◆ Data excerpts
————————
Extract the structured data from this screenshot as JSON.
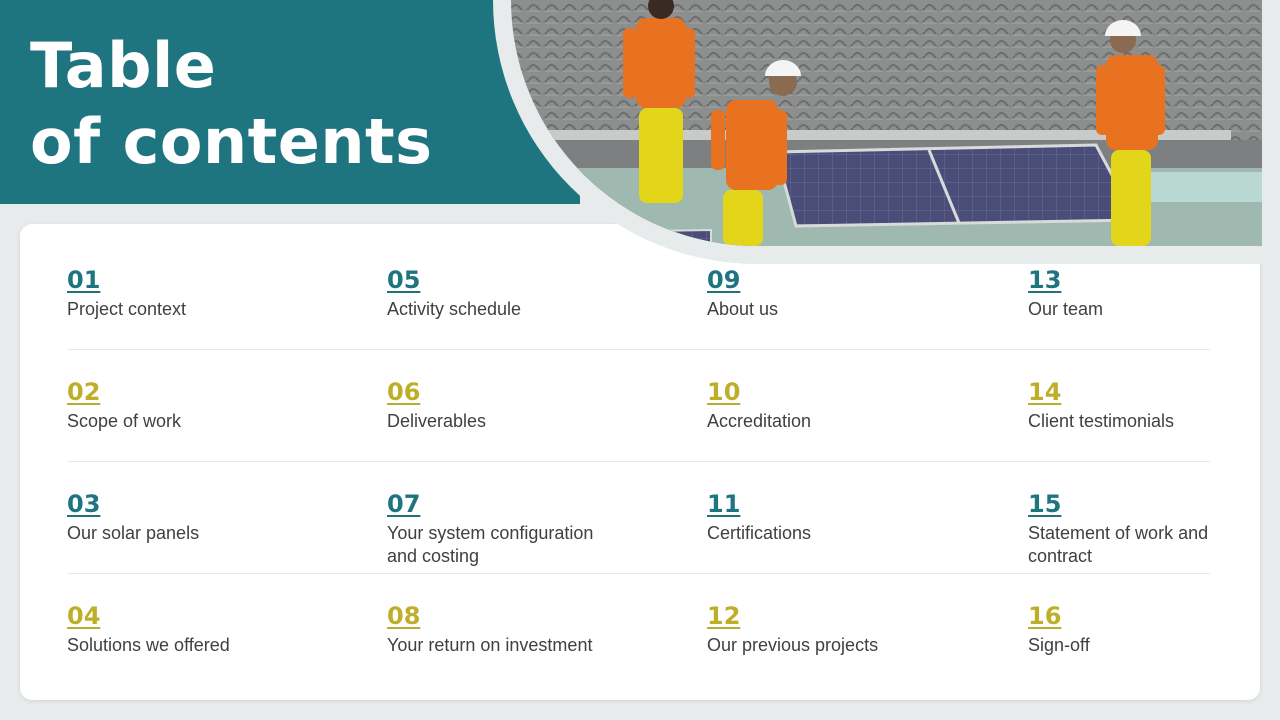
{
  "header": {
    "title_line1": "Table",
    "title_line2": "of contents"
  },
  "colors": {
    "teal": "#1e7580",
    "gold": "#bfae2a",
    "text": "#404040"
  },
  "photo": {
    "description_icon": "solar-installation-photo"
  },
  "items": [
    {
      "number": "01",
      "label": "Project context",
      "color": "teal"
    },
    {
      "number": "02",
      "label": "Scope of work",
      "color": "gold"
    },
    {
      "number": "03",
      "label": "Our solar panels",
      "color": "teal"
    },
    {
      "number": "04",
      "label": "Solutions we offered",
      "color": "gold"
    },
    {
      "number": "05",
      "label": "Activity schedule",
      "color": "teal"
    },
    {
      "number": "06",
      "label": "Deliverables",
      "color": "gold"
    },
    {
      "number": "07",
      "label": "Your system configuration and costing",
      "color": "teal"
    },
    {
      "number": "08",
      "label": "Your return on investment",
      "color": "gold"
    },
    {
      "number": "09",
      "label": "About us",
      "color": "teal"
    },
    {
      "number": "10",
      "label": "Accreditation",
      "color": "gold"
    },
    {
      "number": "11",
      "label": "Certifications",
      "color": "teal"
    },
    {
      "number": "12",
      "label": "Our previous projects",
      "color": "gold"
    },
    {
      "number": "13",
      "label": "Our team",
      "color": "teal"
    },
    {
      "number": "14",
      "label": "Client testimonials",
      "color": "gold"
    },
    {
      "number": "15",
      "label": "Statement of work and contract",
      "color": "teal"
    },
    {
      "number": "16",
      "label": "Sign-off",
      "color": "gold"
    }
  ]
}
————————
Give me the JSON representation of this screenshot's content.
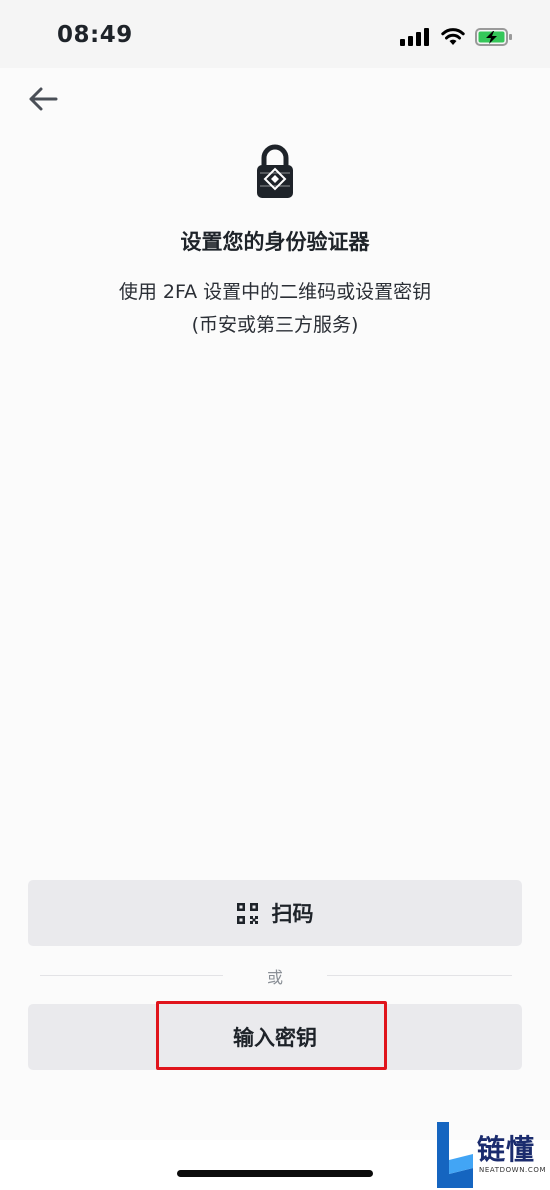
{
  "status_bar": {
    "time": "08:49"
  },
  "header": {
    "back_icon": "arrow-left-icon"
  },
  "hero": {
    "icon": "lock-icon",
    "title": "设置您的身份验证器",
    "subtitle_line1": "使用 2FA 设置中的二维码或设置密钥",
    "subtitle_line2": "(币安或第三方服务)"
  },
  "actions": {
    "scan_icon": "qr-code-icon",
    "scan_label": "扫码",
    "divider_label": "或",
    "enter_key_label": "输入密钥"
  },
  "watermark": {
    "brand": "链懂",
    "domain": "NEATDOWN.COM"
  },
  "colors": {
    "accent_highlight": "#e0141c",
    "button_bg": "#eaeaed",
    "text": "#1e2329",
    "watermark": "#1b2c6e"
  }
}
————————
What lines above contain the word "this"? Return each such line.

◆ Answer below
Extract the structured data from this screenshot as JSON.
Give me the JSON representation of this screenshot's content.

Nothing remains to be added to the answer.